■ **Exercise requirements**
Within these records, how many lines hold "Fotos"? Give the number alone.

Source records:
:::
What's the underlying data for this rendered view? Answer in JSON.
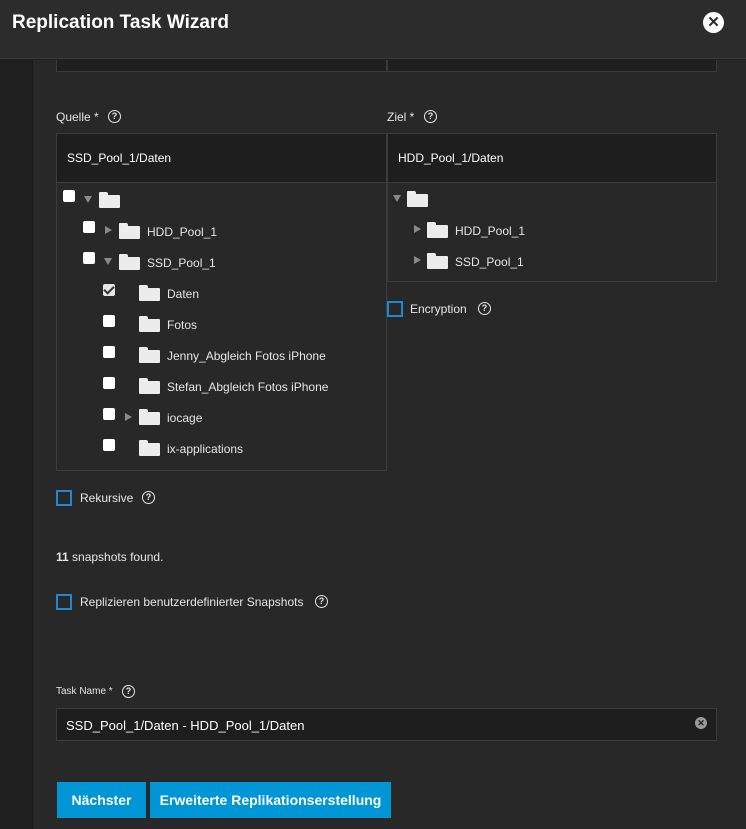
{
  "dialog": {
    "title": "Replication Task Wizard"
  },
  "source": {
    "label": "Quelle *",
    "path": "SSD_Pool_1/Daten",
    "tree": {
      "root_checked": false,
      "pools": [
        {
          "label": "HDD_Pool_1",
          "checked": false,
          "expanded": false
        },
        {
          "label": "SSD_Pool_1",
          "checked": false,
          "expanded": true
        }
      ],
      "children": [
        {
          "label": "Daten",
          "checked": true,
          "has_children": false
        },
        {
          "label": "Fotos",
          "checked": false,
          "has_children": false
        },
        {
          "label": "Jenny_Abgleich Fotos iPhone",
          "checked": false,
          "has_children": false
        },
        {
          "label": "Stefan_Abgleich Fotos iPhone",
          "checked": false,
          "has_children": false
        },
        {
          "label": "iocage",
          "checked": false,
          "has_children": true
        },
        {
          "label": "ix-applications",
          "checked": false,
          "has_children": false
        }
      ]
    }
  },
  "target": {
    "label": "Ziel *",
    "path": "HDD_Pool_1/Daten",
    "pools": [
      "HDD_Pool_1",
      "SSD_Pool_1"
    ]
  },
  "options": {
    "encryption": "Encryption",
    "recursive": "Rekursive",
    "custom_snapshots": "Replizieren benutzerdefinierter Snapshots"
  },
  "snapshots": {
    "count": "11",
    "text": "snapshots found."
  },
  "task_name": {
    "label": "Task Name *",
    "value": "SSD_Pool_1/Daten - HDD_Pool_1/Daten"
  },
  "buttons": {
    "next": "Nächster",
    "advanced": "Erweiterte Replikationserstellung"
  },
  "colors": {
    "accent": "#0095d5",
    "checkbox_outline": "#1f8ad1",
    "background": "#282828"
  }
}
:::
■ **Response below**
3